Love has a strange habit of cooking up situations that people are happy to get entangled into, but curse every moment of living through them. None leaves this web until they have realized how ugly they could be at their worst. And yet, it leaves memories that are the most cherished of all time.
“Here, I made you a coffee,” Doctor Rukhsana Leung said as she pushed a cup towards Doctor Xavier Adams, who was obviously surprised.
“Thanks,” he exclaimed as he took the cup from Miss Leung’s hand, as she looked back into his eyes, making him uncomfortable. “I just came to check up on Mrs Ahluwalia,” Xavier fumbled out his explanation, “She is Captain Connor’s adoptive mother.”
“Yes, I know,” Doctor Leung replied as she took a sip from her cup, looked at Mrs Ahluwalia, and then again looked back at Doctor Adams. “I actually admire what you did for your friend Suzanne,” she exclaimed as she giggled like a school girl, “Who in this day and age puts their own life at peril for their friends like that?”
“I am flattered,” Doctor Adams replied as he took an uncomfortable sip from his cup, “Actually, it is just a matter of perspective as to whose life is really in peril.” And the two finally gave out a comfortable laugh.
Peril of life always feels lesser than the peril of heart, and peril of heart always lesser than the peril of limb. It is hard to live with a broken heart, and harder to comfort a heart that beats in a body deprived of a limb.
“I don’t trust that bitch,” Margaret exclaimed as she chatted with ‘Rocker’ Jean Perry.
“I don’t understand why you hate that poor creature so much,” Rocker replied back, as both sat in the cabin, oblivious to Doctor Dillon who had just walked in.
“I can’t trust a bitch that can get into my mind whenever she wants to,” Margaret however was quite upfront of her distaste for Mishansa.
“Don’t worry,” Rocker quipped, “I am sure Bradley will take care of her.”
“Bradley,” Suzanne exclaimed in surprise as she joined in, “What would he do with her?”

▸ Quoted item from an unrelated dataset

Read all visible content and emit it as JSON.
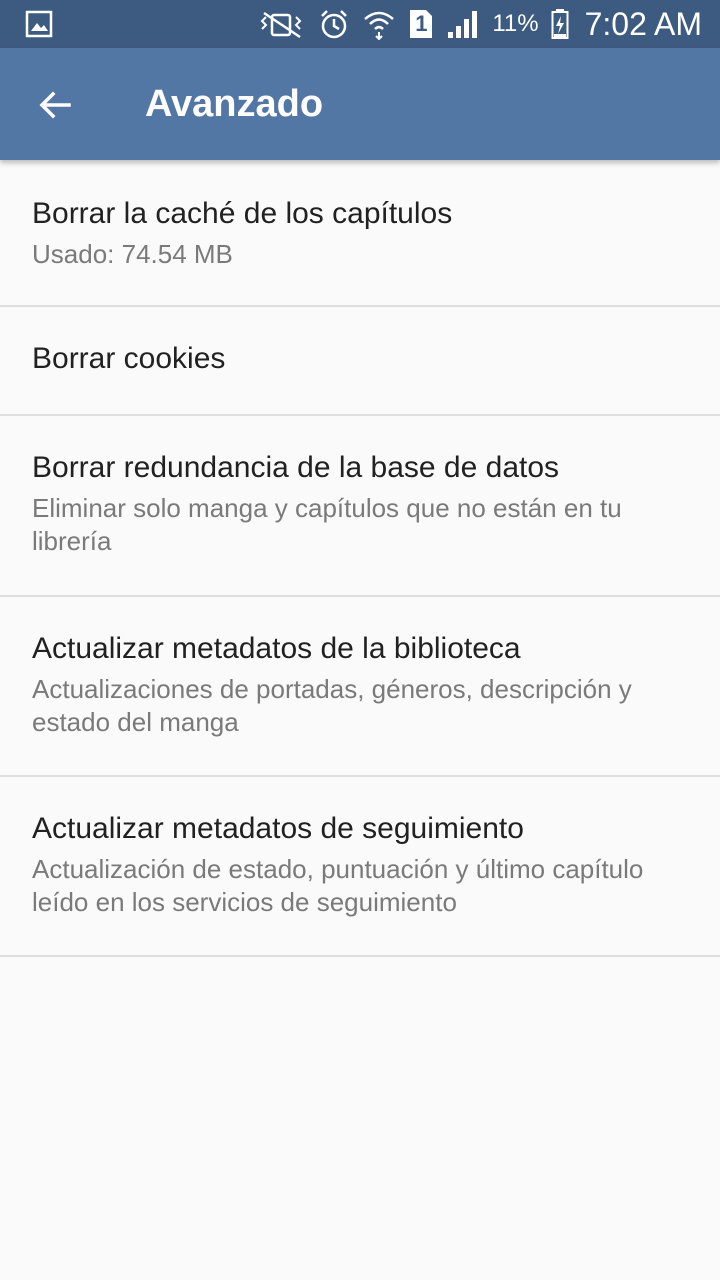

“Well hello! Where have you been?” Rocker replied with a surprise, “This is the talk of the ship; the two are an item!”
“Bradley and Mishansa,” a shocked Suzanne asked.
“Who, Bradley,” even Margaret was slightly shocked and surprised, “But I thought she was hitting up on Captain Ahluwalia!”

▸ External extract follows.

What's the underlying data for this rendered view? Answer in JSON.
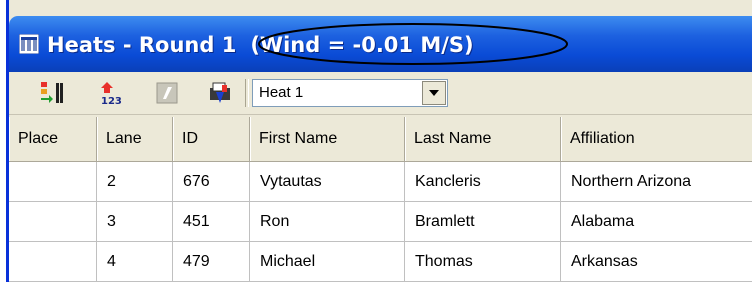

“Now wait a second,” Rocker however confronted her on her assertion; “Whoever gave you that idea?”
“But she is not with Bradley, is she?” a shocked Suzanne looked back at Margaret, trying hard not to raise any suspicions.
“She always is with Bradley,” Rocker however replied.
“No way,” Margaret countered him, “I see her way more with Captain Ahluwalia.”
“But why would she need to hit on Bradley?” Suzanne asked, but then realized she was sounding too obvious, so added, “I mean, we don’t even know what has happened to him.”
“She doesn’t care,” Rocker quipped.
“I swear she is not with Bradley, but with Aman,” Margaret however replied.
“Wait!” Suzanne however had had enough of this disagreement, “Is she with Bradley, or is she with Aman?”
“Or is she playing them both,” Anne stepped inside the cabin, having overheard all their conversation.